** Source records **
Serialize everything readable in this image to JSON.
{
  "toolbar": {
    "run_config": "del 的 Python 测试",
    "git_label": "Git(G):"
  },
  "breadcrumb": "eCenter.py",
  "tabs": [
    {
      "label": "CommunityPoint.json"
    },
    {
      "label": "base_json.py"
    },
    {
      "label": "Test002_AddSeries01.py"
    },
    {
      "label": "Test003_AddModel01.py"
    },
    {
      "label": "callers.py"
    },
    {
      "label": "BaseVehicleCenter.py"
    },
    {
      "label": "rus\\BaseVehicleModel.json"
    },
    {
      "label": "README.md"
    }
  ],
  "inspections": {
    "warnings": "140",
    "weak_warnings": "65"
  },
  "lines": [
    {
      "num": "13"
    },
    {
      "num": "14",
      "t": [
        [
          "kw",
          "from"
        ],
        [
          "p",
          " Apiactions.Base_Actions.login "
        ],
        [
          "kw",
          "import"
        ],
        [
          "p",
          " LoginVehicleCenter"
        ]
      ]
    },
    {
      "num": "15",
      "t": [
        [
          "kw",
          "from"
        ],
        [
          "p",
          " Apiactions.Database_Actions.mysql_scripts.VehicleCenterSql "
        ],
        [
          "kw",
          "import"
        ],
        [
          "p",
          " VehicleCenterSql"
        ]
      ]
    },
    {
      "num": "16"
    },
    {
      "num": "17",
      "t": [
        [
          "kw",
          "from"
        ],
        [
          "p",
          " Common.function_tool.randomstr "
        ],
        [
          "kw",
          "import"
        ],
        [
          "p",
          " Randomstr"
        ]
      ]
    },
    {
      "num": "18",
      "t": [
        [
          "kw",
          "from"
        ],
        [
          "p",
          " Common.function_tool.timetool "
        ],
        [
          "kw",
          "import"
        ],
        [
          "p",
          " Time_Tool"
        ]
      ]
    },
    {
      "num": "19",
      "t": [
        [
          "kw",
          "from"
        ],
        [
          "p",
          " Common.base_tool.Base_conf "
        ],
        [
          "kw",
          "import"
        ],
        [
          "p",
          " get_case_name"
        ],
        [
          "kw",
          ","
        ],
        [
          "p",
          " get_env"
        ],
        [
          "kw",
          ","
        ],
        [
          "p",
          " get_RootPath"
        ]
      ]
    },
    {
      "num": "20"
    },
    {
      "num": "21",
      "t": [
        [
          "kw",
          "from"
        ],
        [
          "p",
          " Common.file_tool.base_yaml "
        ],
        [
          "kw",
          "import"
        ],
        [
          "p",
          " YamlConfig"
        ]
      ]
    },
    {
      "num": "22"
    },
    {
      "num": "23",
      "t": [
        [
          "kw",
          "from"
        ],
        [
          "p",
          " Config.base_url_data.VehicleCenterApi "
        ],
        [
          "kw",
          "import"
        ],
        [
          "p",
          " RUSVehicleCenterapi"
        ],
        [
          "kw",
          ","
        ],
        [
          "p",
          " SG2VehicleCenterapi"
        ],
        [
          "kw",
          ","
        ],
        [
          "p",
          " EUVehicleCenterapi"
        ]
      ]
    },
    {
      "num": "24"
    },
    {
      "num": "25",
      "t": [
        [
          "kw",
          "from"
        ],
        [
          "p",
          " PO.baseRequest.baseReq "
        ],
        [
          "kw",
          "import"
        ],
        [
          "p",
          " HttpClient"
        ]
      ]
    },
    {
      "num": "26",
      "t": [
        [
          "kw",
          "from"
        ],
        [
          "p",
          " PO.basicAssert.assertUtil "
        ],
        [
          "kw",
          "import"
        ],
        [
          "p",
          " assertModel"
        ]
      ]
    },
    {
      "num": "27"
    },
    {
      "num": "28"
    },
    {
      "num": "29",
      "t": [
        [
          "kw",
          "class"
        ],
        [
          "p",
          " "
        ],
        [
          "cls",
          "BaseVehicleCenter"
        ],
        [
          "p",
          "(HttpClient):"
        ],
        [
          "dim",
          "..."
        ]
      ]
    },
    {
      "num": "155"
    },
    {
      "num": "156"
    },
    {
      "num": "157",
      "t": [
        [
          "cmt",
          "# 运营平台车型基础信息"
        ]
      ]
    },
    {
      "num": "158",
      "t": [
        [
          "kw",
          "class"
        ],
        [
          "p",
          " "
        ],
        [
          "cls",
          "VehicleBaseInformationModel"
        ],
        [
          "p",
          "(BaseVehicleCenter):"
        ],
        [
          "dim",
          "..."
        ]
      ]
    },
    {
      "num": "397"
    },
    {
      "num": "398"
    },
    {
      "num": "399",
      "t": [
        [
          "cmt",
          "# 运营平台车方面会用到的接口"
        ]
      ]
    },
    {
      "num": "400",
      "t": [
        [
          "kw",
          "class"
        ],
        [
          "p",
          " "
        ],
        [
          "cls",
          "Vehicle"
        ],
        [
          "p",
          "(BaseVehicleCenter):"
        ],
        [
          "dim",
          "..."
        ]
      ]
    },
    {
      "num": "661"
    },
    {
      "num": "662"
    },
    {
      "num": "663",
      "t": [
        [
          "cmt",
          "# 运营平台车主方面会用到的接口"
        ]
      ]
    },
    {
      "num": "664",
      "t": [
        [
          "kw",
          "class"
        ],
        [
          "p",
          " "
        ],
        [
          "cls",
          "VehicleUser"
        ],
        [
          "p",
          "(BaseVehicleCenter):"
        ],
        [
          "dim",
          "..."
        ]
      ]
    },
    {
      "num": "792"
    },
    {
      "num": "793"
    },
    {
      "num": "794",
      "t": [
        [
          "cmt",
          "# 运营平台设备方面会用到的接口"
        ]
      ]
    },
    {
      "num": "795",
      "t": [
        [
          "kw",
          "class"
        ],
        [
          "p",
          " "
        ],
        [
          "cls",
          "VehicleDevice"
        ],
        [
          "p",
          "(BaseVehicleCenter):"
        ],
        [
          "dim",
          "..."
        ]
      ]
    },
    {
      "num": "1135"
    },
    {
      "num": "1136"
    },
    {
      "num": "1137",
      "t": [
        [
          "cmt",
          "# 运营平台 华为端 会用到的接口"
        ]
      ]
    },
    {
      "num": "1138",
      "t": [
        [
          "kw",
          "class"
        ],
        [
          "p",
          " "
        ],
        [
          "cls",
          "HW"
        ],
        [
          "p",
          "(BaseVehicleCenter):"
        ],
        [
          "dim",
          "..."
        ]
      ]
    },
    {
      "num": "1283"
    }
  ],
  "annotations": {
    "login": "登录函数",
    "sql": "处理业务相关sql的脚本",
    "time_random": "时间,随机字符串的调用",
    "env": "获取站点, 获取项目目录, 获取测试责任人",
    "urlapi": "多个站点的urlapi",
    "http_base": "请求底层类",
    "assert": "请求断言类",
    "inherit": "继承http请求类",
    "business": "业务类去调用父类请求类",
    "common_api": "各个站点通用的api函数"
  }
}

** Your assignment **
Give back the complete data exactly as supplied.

** Solved problem **
Serialize everything readable in this image to JSON.
{
  "toolbar": {
    "run_config": "del 的 Python 测试",
    "git_label": "Git(G):"
  },
  "breadcrumb": "eCenter.py",
  "tabs": [
    {
      "label": "CommunityPoint.json"
    },
    {
      "label": "base_json.py"
    },
    {
      "label": "Test002_AddSeries01.py"
    },
    {
      "label": "Test003_AddModel01.py"
    },
    {
      "label": "callers.py"
    },
    {
      "label": "BaseVehicleCenter.py"
    },
    {
      "label": "rus\\BaseVehicleModel.json"
    },
    {
      "label": "README.md"
    }
  ],
  "inspections": {
    "warnings": "140",
    "weak_warnings": "65"
  },
  "lines": [
    {
      "num": "13"
    },
    {
      "num": "14",
      "t": [
        [
          "kw",
          "from"
        ],
        [
          "p",
          " Apiactions.Base_Actions.login "
        ],
        [
          "kw",
          "import"
        ],
        [
          "p",
          " LoginVehicleCenter"
        ]
      ]
    },
    {
      "num": "15",
      "t": [
        [
          "kw",
          "from"
        ],
        [
          "p",
          " Apiactions.Database_Actions.mysql_scripts.VehicleCenterSql "
        ],
        [
          "kw",
          "import"
        ],
        [
          "p",
          " VehicleCenterSql"
        ]
      ]
    },
    {
      "num": "16"
    },
    {
      "num": "17",
      "t": [
        [
          "kw",
          "from"
        ],
        [
          "p",
          " Common.function_tool.randomstr "
        ],
        [
          "kw",
          "import"
        ],
        [
          "p",
          " Randomstr"
        ]
      ]
    },
    {
      "num": "18",
      "t": [
        [
          "kw",
          "from"
        ],
        [
          "p",
          " Common.function_tool.timetool "
        ],
        [
          "kw",
          "import"
        ],
        [
          "p",
          " Time_Tool"
        ]
      ]
    },
    {
      "num": "19",
      "t": [
        [
          "kw",
          "from"
        ],
        [
          "p",
          " Common.base_tool.Base_conf "
        ],
        [
          "kw",
          "import"
        ],
        [
          "p",
          " get_case_name"
        ],
        [
          "kw",
          ","
        ],
        [
          "p",
          " get_env"
        ],
        [
          "kw",
          ","
        ],
        [
          "p",
          " get_RootPath"
        ]
      ]
    },
    {
      "num": "20"
    },
    {
      "num": "21",
      "t": [
        [
          "kw",
          "from"
        ],
        [
          "p",
          " Common.file_tool.base_yaml "
        ],
        [
          "kw",
          "import"
        ],
        [
          "p",
          " YamlConfig"
        ]
      ]
    },
    {
      "num": "22"
    },
    {
      "num": "23",
      "t": [
        [
          "kw",
          "from"
        ],
        [
          "p",
          " Config.base_url_data.VehicleCenterApi "
        ],
        [
          "kw",
          "import"
        ],
        [
          "p",
          " RUSVehicleCenterapi"
        ],
        [
          "kw",
          ","
        ],
        [
          "p",
          " SG2VehicleCenterapi"
        ],
        [
          "kw",
          ","
        ],
        [
          "p",
          " EUVehicleCenterapi"
        ]
      ]
    },
    {
      "num": "24"
    },
    {
      "num": "25",
      "t": [
        [
          "kw",
          "from"
        ],
        [
          "p",
          " PO.baseRequest.baseReq "
        ],
        [
          "kw",
          "import"
        ],
        [
          "p",
          " HttpClient"
        ]
      ]
    },
    {
      "num": "26",
      "t": [
        [
          "kw",
          "from"
        ],
        [
          "p",
          " PO.basicAssert.assertUtil "
        ],
        [
          "kw",
          "import"
        ],
        [
          "p",
          " assertModel"
        ]
      ]
    },
    {
      "num": "27"
    },
    {
      "num": "28"
    },
    {
      "num": "29",
      "t": [
        [
          "kw",
          "class"
        ],
        [
          "p",
          " "
        ],
        [
          "cls",
          "BaseVehicleCenter"
        ],
        [
          "p",
          "(HttpClient):"
        ],
        [
          "dim",
          "..."
        ]
      ]
    },
    {
      "num": "155"
    },
    {
      "num": "156"
    },
    {
      "num": "157",
      "t": [
        [
          "cmt",
          "# 运营平台车型基础信息"
        ]
      ]
    },
    {
      "num": "158",
      "t": [
        [
          "kw",
          "class"
        ],
        [
          "p",
          " "
        ],
        [
          "cls",
          "VehicleBaseInformationModel"
        ],
        [
          "p",
          "(BaseVehicleCenter):"
        ],
        [
          "dim",
          "..."
        ]
      ]
    },
    {
      "num": "397"
    },
    {
      "num": "398"
    },
    {
      "num": "399",
      "t": [
        [
          "cmt",
          "# 运营平台车方面会用到的接口"
        ]
      ]
    },
    {
      "num": "400",
      "t": [
        [
          "kw",
          "class"
        ],
        [
          "p",
          " "
        ],
        [
          "cls",
          "Vehicle"
        ],
        [
          "p",
          "(BaseVehicleCenter):"
        ],
        [
          "dim",
          "..."
        ]
      ]
    },
    {
      "num": "661"
    },
    {
      "num": "662"
    },
    {
      "num": "663",
      "t": [
        [
          "cmt",
          "# 运营平台车主方面会用到的接口"
        ]
      ]
    },
    {
      "num": "664",
      "t": [
        [
          "kw",
          "class"
        ],
        [
          "p",
          " "
        ],
        [
          "cls",
          "VehicleUser"
        ],
        [
          "p",
          "(BaseVehicleCenter):"
        ],
        [
          "dim",
          "..."
        ]
      ]
    },
    {
      "num": "792"
    },
    {
      "num": "793"
    },
    {
      "num": "794",
      "t": [
        [
          "cmt",
          "# 运营平台设备方面会用到的接口"
        ]
      ]
    },
    {
      "num": "795",
      "t": [
        [
          "kw",
          "class"
        ],
        [
          "p",
          " "
        ],
        [
          "cls",
          "VehicleDevice"
        ],
        [
          "p",
          "(BaseVehicleCenter):"
        ],
        [
          "dim",
          "..."
        ]
      ]
    },
    {
      "num": "1135"
    },
    {
      "num": "1136"
    },
    {
      "num": "1137",
      "t": [
        [
          "cmt",
          "# 运营平台 华为端 会用到的接口"
        ]
      ]
    },
    {
      "num": "1138",
      "t": [
        [
          "kw",
          "class"
        ],
        [
          "p",
          " "
        ],
        [
          "cls",
          "HW"
        ],
        [
          "p",
          "(BaseVehicleCenter):"
        ],
        [
          "dim",
          "..."
        ]
      ]
    },
    {
      "num": "1283"
    }
  ],
  "annotations": {
    "login": "登录函数",
    "sql": "处理业务相关sql的脚本",
    "time_random": "时间,随机字符串的调用",
    "env": "获取站点, 获取项目目录, 获取测试责任人",
    "urlapi": "多个站点的urlapi",
    "http_base": "请求底层类",
    "assert": "请求断言类",
    "inherit": "继承http请求类",
    "business": "业务类去调用父类请求类",
    "common_api": "各个站点通用的api函数"
  }
}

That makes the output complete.